“The change is due to revisions of certain systems and electrical configurations on the aircraft to meet the latest requirements for certification,” says MHI and Mitsubishi Aircraft in a joint statement.
It emphasised that the design changes will not affect the aircraft’s structure, nor its performance, fuel consumption or the functionality of its systems.
“We will continue with [the] ongoing flight test programme with current test aircraft configuration and obtain certification flight test data of performance, flight characteristics for type certification,” it adds.
The Japanese manufacturer says it has enhanced its business structure, with more foreign experts appointed to “fast track” the MRJ’s development. A programme management system has also been put in place, and the type certification process clearly laid out.
It has also set up a business promotion committee, personally chaired by MHI president and chief executive Shunichi Miyanaga, to oversee the MRJ’s development. This will also allow for quick decision-making and execution.
The MRJ90 is now expected to obtain type certification in mid-2019. Mitsubishi says the programme has made “significant progress” in both engineering and tests, with three flight test prototypes in the US.
The aircraft are now undergoing flight tests to determine its configuration for type certification. The jets are expected to be fully engaged in certification flight tests from the second quarter of the year, and throughout 2018.
In a presentation in Tokyo, Mitsubishi also acknowledged that the delay will raise development costs. It expects cash flow to “peak out” within two to three years, but assured that future cash demand can be met by the MHI group. Although the profit payback period will be prolonged, the impact on profit for each fiscal year will be minimal, it adds.
“MHI is committed to the development and delivery of the MRJ with world-class performance and compatibility with the latest industry certifications,” it adds.
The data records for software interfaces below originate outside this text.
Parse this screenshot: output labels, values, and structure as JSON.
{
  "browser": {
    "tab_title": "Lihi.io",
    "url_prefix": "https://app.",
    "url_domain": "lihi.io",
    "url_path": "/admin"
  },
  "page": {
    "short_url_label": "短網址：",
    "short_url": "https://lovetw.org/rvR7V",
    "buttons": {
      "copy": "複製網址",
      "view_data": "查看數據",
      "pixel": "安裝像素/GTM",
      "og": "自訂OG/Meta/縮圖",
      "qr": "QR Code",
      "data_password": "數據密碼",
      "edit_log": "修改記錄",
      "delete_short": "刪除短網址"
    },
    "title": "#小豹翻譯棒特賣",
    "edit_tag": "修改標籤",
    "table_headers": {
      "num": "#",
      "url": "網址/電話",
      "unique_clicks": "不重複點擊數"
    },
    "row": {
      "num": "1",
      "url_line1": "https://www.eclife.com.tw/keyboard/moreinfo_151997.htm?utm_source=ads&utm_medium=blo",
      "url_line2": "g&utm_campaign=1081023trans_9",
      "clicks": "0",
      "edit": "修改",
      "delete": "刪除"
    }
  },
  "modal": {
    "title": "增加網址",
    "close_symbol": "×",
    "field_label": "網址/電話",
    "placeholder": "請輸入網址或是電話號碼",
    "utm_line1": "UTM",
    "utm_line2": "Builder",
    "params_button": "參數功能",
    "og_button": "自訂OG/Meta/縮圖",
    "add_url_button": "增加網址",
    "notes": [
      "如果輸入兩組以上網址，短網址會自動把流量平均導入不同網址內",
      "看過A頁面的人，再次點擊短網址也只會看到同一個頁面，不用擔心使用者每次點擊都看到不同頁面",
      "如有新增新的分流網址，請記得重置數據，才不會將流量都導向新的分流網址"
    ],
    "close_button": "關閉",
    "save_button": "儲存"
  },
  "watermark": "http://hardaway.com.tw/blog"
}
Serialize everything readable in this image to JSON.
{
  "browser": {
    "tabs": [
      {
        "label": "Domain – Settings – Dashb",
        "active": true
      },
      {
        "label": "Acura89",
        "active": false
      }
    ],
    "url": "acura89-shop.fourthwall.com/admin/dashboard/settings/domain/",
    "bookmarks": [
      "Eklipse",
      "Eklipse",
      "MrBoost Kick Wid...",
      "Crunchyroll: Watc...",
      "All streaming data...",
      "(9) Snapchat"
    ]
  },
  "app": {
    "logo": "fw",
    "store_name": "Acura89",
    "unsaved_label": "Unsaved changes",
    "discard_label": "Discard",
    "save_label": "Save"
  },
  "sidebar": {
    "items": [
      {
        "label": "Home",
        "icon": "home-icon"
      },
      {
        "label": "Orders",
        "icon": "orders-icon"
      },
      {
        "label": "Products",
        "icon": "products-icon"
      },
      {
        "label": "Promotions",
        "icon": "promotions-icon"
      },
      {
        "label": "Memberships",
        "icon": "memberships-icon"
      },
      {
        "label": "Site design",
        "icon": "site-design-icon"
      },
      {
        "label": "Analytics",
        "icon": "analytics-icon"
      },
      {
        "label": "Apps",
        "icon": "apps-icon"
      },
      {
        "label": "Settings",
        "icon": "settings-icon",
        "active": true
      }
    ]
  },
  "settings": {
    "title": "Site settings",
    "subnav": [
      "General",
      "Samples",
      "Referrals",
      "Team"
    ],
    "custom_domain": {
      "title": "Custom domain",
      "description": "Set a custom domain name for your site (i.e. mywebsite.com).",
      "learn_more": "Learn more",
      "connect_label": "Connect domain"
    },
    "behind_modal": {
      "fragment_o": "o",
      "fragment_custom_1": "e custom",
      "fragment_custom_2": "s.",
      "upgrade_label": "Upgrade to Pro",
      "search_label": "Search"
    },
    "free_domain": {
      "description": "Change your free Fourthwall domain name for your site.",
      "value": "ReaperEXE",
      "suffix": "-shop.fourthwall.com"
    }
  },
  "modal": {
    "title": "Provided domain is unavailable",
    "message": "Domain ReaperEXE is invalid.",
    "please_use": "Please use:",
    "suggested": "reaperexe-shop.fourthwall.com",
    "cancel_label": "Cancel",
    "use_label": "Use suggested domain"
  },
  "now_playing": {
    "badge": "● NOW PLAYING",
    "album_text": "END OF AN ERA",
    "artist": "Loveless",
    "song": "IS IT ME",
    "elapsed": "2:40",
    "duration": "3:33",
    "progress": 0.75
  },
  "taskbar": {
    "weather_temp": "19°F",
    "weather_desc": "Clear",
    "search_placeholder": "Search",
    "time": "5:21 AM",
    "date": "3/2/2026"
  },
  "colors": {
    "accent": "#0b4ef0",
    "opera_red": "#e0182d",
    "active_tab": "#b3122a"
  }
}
When the programme was launched in March 2008, the original target was for the first aircraft to enter service in the second half of 2013. The last time Mitsubishi announced a delay was in December 2015, pushing back delivery of the first aircraft by a year to mid-2018.
Mitsubishi has commitments for 427 aircraft, comprised of 233 firm orders, 170 options and 24 purchase rights.